If Fuadi would spend sometime studying the works of Chris Baker and Pasuk Phongpaichit, he would understand that vote buying is no longer a key obstacle of democracy. Those in the rural areas have become politically awaken. Economic developments in the past few decades brought about a new identity of the rural residents who are now concerned more about political parties’ ideology rather than money. More over, the research conducted by Siriphan Noksuan Sawasdee confirms that in the last election of 2011, the Democrat Party spent more money than the Pheu Thai Party, and that vote buying could be detected more in the South and the Centre part of Thailand. Meanwhile, the research also shows that those with at least Master’s Degree tended to elect representatives from the Pheu Thai, not Democrat Party.

Third, the frustration among the urban protesters remains shallow. The real frustration was indeed felt by the rural residents who have long been marginalised in the realm of political power. Their electoral rights have often been taken away in countless military coups. Not to mention that some of them were brutally killed on the streets of Bangkok in 2010, by the Democrat-led government of Abhisit Vejjajiva, the party of which his father, Surin, belongs.

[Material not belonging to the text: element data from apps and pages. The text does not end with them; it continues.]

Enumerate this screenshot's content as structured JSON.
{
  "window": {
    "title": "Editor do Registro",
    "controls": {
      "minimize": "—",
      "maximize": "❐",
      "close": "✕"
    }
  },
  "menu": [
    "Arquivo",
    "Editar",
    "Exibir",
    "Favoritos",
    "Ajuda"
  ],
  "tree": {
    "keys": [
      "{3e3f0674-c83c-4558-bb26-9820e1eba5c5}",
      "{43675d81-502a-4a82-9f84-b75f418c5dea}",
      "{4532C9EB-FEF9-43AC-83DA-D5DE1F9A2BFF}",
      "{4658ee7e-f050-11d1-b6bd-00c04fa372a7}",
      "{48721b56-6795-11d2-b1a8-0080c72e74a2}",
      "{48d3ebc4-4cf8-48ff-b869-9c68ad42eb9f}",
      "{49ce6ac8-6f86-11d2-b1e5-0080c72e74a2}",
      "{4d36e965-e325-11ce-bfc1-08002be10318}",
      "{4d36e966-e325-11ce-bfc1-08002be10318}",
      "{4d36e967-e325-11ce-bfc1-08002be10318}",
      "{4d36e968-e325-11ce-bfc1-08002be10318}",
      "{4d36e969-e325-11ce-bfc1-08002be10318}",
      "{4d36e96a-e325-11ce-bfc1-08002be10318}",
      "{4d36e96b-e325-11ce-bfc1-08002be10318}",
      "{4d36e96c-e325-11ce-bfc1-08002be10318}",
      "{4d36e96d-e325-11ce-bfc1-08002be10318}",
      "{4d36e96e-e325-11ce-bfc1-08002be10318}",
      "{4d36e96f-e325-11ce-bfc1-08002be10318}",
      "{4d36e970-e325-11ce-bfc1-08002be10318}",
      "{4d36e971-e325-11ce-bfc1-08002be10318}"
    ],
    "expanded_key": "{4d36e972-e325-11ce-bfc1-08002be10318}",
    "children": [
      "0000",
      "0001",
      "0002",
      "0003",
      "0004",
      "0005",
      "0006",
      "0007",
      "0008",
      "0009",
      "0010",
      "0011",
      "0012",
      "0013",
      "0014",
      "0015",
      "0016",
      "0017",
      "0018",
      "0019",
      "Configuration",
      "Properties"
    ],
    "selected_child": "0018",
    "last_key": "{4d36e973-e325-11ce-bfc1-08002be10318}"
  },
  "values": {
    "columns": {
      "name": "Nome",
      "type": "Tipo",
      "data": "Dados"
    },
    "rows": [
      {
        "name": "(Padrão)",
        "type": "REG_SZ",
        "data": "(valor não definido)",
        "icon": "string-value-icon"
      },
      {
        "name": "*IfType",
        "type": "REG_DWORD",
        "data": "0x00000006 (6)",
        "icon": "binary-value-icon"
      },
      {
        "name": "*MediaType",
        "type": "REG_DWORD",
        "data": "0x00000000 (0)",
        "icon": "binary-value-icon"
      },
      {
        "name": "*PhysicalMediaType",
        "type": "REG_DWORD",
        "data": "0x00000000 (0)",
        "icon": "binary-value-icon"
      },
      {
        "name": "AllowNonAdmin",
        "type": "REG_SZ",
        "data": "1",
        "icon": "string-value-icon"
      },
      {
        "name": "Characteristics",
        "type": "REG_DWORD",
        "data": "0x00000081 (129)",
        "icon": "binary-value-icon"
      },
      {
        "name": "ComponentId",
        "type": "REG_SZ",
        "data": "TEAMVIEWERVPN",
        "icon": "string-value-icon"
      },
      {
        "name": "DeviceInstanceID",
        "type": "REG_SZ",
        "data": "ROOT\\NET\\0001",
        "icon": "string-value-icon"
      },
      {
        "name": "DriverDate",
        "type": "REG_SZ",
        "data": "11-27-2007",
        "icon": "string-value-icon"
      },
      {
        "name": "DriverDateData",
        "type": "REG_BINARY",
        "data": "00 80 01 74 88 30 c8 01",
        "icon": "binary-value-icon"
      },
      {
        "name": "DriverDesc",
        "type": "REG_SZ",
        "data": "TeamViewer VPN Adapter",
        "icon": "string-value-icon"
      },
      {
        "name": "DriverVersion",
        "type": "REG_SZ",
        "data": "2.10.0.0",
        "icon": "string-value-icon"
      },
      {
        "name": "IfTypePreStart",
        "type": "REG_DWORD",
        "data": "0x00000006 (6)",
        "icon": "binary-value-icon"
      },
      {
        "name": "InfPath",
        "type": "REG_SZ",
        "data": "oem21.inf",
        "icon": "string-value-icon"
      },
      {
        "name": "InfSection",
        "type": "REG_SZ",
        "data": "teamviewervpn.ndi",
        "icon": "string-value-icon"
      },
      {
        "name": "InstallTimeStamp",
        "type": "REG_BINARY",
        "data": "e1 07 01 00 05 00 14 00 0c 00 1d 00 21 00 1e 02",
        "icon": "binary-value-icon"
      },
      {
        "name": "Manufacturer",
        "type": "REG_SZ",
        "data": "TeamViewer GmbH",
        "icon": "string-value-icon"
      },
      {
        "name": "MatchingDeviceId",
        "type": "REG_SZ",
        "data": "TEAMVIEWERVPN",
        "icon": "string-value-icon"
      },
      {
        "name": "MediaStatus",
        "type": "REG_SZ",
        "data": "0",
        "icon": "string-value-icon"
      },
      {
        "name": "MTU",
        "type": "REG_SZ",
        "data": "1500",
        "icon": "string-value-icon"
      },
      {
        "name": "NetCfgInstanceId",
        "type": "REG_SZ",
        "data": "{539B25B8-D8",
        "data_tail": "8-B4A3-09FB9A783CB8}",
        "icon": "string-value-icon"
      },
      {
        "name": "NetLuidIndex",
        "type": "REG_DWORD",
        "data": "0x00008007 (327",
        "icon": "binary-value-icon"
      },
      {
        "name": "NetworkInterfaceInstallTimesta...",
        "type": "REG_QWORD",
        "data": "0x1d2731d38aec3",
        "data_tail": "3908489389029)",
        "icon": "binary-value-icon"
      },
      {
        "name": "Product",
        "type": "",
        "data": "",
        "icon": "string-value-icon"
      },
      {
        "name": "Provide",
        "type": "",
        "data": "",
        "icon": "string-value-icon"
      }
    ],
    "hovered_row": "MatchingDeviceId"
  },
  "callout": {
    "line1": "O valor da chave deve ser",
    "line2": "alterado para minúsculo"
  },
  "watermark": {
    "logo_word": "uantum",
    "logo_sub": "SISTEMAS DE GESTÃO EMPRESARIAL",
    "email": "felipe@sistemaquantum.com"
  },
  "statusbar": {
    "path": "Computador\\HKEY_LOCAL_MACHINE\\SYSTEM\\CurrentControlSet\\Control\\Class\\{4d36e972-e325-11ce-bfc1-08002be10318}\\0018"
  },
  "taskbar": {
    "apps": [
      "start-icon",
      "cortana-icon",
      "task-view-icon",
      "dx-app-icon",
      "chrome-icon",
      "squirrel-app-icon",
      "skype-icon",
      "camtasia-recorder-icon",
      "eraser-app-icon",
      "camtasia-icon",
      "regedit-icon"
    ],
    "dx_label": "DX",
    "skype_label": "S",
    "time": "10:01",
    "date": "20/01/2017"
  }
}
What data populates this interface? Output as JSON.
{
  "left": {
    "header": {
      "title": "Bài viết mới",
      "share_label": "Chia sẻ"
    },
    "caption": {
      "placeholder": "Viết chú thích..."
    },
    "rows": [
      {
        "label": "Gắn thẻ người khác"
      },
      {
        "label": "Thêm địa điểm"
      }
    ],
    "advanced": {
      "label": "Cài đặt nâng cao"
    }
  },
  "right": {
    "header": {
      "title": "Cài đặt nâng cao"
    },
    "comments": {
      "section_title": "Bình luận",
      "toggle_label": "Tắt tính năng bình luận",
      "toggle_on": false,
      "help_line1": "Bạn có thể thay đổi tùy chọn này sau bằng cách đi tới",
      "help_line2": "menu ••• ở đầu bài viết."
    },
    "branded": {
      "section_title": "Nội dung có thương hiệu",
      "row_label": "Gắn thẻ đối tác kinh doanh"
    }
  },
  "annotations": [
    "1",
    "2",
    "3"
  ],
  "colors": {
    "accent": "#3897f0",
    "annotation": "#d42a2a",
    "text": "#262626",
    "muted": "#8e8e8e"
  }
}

In the past, the so-called frustration of the urbanites was voiced through several shortcuts of power. They came out to support military coups, judicial coups, and resorted to the politicisation of the royal institution. What is happening in Bangkok is about the repeat of that history again. Bangkokians are creating a new definition of political deprivation even when they themselves have long controlled Thai politics.

In the end, I think Fuadi might be a part of the forces seen in Bangkok today in their last gasp of opportunity to defend their power position. This attempt has gone against waves of democratisation in Thailand and in the region. Perhaps, Fuadi may have been living abroad for too long thus failing to notice that Thailand’s political landscape has tremendously changed. The arbitrary discourse of the evil regime of Thaksin can not longer blind the international audiences of what is going on in Thailand.

His article can be seen at







Pavin Chachavalpongpun is associate professor at Kyoto University’s Centre for Southeast Asian Studies.